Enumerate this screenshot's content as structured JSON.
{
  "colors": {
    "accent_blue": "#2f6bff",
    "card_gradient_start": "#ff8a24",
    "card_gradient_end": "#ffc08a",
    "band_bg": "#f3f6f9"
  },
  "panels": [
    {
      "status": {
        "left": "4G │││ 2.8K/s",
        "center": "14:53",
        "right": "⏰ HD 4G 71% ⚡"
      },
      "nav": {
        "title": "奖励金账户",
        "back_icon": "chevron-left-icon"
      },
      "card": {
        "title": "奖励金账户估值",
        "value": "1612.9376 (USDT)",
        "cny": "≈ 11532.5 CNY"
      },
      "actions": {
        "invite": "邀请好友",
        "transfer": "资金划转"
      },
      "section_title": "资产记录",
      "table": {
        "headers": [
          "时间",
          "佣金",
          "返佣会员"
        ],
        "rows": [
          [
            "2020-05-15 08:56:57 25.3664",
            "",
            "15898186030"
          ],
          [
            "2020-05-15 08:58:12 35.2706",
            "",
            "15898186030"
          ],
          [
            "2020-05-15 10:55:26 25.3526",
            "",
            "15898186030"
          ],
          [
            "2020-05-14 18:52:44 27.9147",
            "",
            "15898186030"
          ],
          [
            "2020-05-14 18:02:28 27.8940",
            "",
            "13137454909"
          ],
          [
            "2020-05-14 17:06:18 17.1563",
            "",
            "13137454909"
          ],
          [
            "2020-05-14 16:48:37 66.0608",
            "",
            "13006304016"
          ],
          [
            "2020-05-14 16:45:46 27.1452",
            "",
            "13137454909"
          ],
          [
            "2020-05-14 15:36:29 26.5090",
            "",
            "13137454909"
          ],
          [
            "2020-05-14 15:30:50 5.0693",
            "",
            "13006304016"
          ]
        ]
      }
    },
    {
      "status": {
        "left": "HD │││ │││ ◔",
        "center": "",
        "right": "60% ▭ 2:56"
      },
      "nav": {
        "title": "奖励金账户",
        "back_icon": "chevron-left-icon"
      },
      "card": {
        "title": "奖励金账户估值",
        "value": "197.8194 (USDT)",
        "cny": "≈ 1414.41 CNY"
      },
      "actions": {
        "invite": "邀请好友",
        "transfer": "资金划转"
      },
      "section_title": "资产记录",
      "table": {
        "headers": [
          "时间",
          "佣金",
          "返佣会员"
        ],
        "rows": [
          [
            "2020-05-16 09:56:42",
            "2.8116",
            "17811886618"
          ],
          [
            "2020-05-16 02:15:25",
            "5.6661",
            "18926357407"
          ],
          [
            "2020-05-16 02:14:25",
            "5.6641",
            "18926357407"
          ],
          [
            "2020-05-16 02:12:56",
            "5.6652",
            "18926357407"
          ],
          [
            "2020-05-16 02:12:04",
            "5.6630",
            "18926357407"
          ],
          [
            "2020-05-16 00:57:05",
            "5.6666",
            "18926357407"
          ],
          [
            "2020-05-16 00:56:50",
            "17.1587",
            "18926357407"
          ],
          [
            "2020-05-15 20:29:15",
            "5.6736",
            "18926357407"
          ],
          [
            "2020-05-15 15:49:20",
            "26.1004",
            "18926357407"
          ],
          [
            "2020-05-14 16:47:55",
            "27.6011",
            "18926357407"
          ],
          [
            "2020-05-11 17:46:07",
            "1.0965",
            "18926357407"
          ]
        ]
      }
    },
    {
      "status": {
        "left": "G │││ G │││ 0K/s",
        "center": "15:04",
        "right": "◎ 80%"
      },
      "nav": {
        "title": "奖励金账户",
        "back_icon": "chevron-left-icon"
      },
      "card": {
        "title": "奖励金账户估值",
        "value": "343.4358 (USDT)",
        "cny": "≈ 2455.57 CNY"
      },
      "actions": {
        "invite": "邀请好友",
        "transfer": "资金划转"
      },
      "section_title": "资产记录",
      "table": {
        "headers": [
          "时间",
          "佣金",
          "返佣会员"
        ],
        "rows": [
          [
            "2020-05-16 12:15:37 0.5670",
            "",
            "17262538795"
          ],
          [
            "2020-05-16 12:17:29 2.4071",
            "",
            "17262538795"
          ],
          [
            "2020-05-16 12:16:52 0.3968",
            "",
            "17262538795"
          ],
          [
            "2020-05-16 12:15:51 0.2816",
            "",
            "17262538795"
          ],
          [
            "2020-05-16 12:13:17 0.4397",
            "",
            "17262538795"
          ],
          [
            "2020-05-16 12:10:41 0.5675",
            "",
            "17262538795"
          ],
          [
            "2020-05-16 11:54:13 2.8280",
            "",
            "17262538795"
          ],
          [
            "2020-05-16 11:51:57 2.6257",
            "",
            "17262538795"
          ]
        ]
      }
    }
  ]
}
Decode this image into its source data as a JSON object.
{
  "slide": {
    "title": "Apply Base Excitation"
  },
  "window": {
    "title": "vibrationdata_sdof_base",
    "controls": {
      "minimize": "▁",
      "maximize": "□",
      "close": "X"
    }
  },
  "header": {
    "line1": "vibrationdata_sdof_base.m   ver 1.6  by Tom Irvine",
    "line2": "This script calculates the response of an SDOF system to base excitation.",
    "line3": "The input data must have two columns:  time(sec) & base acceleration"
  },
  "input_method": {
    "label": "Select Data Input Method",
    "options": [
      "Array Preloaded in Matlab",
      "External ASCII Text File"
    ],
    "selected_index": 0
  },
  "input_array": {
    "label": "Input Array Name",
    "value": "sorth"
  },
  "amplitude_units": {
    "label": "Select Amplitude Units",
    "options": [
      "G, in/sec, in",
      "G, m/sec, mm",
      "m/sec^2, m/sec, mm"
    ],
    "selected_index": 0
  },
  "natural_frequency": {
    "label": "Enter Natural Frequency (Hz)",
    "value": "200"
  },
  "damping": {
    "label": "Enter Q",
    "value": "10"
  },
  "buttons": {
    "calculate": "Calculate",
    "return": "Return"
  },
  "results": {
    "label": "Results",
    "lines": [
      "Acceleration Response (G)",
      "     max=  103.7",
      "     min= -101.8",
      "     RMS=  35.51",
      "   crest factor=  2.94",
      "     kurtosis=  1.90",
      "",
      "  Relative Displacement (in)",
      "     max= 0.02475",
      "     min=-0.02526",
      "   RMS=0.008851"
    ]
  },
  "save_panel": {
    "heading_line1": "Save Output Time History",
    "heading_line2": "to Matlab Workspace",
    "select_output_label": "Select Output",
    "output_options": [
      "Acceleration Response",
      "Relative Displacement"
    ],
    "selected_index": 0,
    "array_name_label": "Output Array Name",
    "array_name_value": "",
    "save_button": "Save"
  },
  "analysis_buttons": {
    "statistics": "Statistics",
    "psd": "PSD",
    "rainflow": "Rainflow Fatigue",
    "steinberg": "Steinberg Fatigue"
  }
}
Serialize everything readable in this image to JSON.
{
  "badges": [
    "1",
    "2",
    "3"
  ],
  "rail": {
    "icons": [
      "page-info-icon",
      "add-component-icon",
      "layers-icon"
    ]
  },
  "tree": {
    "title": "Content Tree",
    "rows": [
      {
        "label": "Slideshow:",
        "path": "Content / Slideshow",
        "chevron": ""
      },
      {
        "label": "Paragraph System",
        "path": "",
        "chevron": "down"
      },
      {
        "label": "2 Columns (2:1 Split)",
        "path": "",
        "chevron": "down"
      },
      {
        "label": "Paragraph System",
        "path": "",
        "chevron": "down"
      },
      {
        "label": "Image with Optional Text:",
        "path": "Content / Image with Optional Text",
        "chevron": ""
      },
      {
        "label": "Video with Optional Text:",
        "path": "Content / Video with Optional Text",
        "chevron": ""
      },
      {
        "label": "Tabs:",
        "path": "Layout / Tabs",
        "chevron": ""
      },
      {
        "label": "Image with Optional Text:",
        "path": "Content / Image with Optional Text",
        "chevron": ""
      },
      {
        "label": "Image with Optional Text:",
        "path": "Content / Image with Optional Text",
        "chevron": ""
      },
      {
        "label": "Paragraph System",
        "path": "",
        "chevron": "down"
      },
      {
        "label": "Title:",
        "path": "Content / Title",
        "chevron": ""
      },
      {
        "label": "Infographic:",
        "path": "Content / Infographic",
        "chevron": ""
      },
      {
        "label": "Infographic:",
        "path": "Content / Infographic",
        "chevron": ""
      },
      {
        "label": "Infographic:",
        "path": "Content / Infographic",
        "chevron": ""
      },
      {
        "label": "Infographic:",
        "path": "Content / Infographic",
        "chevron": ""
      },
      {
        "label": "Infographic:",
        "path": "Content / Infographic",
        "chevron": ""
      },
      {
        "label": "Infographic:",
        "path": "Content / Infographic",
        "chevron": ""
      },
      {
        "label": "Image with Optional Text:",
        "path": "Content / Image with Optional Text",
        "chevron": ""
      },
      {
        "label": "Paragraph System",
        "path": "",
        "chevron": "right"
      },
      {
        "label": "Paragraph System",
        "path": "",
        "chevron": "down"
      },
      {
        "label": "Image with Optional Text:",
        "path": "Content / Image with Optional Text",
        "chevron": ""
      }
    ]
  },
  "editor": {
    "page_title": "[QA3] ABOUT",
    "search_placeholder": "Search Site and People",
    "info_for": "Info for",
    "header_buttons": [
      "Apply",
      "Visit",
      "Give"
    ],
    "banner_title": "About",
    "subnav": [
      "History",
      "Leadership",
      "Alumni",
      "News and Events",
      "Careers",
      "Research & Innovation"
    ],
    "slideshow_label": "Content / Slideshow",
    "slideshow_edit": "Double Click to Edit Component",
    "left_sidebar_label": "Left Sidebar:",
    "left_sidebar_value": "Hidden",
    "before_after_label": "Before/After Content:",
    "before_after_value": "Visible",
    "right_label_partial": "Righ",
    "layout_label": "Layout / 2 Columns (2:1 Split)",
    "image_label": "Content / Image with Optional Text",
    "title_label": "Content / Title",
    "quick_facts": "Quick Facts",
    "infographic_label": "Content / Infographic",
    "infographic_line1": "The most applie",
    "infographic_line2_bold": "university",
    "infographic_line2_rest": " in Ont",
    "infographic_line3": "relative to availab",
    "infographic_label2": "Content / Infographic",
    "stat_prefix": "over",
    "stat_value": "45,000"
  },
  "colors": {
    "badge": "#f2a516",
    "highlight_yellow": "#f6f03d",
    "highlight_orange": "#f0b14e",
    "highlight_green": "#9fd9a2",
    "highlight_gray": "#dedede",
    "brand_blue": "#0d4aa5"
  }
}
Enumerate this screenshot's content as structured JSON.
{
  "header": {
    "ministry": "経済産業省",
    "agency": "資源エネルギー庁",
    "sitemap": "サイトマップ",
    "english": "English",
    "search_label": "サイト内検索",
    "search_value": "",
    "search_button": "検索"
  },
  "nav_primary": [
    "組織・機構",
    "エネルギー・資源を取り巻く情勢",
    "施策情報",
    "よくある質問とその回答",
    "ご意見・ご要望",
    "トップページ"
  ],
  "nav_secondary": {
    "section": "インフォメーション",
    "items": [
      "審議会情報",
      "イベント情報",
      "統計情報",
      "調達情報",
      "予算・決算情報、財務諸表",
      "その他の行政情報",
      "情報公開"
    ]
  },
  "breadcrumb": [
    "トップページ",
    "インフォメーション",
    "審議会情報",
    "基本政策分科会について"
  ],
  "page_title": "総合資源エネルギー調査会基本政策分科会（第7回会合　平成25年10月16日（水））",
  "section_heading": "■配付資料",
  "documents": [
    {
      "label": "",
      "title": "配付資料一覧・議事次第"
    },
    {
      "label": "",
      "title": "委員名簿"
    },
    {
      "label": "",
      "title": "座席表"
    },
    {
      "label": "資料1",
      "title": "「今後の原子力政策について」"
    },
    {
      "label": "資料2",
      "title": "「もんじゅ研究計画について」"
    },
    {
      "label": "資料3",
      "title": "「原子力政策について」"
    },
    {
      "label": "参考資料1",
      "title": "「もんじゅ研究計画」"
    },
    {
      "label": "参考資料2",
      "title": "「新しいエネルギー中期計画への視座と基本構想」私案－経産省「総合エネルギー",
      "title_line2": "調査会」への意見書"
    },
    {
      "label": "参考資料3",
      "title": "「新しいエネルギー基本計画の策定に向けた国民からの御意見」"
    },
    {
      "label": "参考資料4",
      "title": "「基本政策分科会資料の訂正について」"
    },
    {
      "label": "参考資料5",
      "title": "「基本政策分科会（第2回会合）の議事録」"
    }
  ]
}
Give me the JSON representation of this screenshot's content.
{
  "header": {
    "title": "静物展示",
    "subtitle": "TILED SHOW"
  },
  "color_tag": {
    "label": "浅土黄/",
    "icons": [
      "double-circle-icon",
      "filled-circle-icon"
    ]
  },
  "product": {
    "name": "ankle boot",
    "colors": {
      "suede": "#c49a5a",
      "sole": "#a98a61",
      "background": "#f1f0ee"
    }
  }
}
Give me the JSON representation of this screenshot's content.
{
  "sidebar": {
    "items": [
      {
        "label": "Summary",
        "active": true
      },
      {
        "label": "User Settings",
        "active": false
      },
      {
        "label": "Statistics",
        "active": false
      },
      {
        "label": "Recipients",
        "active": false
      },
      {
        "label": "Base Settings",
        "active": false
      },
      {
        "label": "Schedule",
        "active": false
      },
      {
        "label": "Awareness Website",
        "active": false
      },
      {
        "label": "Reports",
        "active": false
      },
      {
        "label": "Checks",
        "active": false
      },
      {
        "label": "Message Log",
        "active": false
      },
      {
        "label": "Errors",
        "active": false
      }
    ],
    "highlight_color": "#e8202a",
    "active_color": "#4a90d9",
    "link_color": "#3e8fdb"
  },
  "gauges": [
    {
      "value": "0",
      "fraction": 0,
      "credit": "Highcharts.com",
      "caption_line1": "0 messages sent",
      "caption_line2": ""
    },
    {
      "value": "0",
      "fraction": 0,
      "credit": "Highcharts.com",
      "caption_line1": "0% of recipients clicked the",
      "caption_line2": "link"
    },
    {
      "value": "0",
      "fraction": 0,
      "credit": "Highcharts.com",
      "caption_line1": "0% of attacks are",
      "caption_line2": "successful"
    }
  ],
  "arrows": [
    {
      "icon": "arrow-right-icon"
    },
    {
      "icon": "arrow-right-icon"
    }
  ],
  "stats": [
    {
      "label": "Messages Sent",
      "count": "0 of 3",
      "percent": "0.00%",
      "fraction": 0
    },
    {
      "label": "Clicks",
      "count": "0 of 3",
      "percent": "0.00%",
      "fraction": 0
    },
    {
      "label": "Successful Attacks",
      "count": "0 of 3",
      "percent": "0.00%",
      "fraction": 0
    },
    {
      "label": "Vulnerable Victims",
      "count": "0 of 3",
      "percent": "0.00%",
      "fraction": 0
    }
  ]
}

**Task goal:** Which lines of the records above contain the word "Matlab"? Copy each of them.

**Result of this exercise:**
      "Array Preloaded in Matlab",
    "heading_line2": "to Matlab Workspace",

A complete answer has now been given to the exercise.